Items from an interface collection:
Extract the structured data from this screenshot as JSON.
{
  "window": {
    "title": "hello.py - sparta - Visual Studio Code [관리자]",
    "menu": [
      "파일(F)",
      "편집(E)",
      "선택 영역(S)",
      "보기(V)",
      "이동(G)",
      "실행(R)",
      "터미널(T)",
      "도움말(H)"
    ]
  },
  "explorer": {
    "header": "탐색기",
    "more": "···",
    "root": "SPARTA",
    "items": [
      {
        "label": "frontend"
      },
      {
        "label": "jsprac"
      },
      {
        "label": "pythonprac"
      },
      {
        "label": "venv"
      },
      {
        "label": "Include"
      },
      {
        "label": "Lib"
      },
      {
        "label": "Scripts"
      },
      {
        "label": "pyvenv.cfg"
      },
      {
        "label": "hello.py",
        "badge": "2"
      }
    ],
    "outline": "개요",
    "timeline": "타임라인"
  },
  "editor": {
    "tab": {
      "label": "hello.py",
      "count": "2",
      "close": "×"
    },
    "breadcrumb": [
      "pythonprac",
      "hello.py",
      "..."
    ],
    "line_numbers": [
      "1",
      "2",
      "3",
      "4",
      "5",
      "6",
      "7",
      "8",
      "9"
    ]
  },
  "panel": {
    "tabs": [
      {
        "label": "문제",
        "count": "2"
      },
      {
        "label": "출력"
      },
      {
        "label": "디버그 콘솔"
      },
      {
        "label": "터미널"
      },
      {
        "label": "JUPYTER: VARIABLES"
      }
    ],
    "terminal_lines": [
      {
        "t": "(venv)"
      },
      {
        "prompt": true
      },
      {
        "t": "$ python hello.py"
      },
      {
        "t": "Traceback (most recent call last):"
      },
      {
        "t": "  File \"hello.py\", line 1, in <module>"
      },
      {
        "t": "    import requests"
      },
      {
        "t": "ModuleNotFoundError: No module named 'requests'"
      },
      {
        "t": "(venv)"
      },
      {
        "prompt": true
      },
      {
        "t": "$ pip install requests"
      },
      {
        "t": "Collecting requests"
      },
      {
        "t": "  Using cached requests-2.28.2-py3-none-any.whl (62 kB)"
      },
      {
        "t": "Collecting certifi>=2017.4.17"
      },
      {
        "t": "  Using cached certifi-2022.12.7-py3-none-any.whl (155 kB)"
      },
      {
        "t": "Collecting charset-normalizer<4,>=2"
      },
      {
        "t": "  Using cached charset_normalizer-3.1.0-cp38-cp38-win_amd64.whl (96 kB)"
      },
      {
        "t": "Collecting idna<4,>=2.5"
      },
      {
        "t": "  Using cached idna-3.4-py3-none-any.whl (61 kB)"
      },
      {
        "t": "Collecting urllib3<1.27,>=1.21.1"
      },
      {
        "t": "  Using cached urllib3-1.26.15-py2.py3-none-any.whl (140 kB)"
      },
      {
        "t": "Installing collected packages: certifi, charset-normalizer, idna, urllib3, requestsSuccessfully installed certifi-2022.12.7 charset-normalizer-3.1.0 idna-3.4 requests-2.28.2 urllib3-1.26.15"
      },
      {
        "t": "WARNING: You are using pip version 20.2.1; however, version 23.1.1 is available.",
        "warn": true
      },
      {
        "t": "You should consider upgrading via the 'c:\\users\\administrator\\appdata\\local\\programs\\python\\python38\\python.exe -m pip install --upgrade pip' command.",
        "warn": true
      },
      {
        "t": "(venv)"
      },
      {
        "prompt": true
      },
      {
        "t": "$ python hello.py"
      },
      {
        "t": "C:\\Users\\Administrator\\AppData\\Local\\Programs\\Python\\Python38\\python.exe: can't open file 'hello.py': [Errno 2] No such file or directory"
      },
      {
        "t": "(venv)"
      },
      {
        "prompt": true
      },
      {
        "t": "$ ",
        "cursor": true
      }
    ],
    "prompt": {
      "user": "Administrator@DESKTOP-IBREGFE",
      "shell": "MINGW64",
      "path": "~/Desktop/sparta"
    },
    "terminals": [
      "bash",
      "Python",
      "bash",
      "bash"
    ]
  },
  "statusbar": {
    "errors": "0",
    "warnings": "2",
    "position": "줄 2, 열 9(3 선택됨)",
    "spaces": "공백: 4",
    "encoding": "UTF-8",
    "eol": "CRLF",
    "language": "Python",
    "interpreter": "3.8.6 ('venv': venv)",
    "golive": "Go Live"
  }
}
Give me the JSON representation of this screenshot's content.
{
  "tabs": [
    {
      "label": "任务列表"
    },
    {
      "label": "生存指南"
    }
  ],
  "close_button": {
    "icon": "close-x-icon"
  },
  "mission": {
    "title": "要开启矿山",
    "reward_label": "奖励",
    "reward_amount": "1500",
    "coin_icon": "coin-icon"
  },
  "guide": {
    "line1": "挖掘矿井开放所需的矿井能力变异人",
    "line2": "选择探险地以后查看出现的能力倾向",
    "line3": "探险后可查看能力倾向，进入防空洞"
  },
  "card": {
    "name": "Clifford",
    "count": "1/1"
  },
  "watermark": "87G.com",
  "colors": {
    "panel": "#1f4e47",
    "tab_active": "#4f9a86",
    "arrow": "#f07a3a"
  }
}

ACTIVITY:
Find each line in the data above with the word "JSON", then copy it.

ANSWER TO THIS TASK:
Extract the structured data from this screenshot as JSON.
Give me the JSON representation of this screenshot's content.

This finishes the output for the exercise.